“If the alternative [for U.S. companies] is to simply pull out and turn over their operations to the South African government or someone who is not in concert with the notion of the destruction of apartheid, then I’d say I’d rather have them stay because we can work with you.”
For his pains, Bishop Walker has been attacked by the moral thought police who have grown accustomed to the unchallenged high ground on this issue. Randall Robinson of Transafrica said that he was “distressed” by Walker’s position, and he accused the bishop of providing “cover” for corporations that really weren’t interested in ending apartheid. Robinson refused to attend a meeting organized by Walker to discuss the “post-apartheid” future of South Africa with American corporate leaders. “Bishop Walker is offering too little, too late,” opined Timothy Smith of the Interfaith Center for Corporate Responsibility, an agency that, despite its title, has a rather pronounced animus toward corporations and the market system. In fact, though, Bishop Walker had urged the executives who attended his meeting to go far beyond the Sullivan Principles and aggressively challenge the apartheid system.

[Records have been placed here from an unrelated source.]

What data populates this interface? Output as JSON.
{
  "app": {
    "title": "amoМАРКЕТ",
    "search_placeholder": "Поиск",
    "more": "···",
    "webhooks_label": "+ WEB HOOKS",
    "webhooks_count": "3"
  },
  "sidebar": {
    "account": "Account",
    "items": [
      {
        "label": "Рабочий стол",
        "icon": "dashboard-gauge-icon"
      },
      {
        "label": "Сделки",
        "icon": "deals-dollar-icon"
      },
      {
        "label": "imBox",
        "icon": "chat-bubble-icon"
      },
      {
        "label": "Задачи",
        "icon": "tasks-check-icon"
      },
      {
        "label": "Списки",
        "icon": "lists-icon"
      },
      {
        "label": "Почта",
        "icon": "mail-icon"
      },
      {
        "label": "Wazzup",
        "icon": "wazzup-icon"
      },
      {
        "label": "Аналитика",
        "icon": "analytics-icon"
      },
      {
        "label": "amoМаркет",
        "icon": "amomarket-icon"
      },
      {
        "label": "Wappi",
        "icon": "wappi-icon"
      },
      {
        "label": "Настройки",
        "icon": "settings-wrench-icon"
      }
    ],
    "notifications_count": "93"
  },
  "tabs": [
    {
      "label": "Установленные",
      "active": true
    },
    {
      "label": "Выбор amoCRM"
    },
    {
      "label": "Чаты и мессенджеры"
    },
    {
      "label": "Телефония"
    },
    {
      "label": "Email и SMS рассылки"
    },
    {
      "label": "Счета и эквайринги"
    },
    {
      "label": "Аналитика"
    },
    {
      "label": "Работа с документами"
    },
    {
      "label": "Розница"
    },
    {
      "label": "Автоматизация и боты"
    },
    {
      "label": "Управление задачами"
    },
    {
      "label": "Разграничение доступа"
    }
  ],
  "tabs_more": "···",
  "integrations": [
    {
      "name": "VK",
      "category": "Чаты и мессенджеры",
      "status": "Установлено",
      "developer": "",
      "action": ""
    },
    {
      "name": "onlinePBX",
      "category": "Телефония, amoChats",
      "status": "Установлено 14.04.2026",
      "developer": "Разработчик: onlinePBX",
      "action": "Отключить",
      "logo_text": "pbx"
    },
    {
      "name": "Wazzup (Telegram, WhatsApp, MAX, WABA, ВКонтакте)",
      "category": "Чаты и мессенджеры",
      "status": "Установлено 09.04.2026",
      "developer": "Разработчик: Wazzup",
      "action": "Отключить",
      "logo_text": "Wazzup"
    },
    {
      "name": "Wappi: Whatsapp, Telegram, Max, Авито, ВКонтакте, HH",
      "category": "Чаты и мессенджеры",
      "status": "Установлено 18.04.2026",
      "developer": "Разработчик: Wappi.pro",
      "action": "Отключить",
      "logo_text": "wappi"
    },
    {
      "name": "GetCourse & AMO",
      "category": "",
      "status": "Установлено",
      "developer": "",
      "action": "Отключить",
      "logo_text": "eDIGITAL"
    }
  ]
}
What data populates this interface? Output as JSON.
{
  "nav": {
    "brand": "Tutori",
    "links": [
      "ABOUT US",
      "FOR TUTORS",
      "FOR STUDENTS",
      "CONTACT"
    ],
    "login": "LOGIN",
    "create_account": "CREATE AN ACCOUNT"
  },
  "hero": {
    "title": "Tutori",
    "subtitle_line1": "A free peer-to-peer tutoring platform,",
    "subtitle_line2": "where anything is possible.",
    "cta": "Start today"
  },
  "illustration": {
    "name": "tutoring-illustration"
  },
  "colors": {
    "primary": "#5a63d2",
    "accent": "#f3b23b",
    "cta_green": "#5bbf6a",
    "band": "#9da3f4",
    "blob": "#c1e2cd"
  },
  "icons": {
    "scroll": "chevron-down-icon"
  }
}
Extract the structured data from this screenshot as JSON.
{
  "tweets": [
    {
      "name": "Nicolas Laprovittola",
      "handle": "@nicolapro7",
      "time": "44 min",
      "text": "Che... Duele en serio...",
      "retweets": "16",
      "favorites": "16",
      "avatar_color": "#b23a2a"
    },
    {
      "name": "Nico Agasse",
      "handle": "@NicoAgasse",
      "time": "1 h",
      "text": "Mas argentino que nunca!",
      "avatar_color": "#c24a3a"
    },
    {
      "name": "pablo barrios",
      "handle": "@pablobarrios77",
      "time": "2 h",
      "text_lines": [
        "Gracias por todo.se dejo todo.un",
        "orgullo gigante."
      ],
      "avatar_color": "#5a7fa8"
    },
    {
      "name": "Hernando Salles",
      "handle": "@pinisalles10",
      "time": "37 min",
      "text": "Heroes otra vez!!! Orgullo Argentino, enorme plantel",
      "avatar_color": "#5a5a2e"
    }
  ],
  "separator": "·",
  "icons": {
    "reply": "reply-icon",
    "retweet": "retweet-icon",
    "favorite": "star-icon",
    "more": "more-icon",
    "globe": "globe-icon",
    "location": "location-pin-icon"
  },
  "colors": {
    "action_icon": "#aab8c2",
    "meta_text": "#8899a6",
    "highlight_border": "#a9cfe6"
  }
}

The saddest comment came from William Deamaley, a spokesman for Presiding Bishop Edmond Browning, who tried to paper over the difference between Walker’s analysis and prescription and the disinvestment counsel of other church leaders. Walker was trying to “step beyond” the other leaders’ position, said Dearnaley. Walker was “looking to the future of South Africa.”
Which is, one would have hoped, what Bishop Browning, Randall Robinson, Timothy Smith, the Administrative Board of the National Conference of Catholic Bishops, and all the rest of the disinvestment choir have been doing.
George Weigel is Distinguished Senior Fellow of the Ethics and Public Policy Center in Washington, D.C. and holds EPPC’s William E. Simon Chair in Catholic Studies.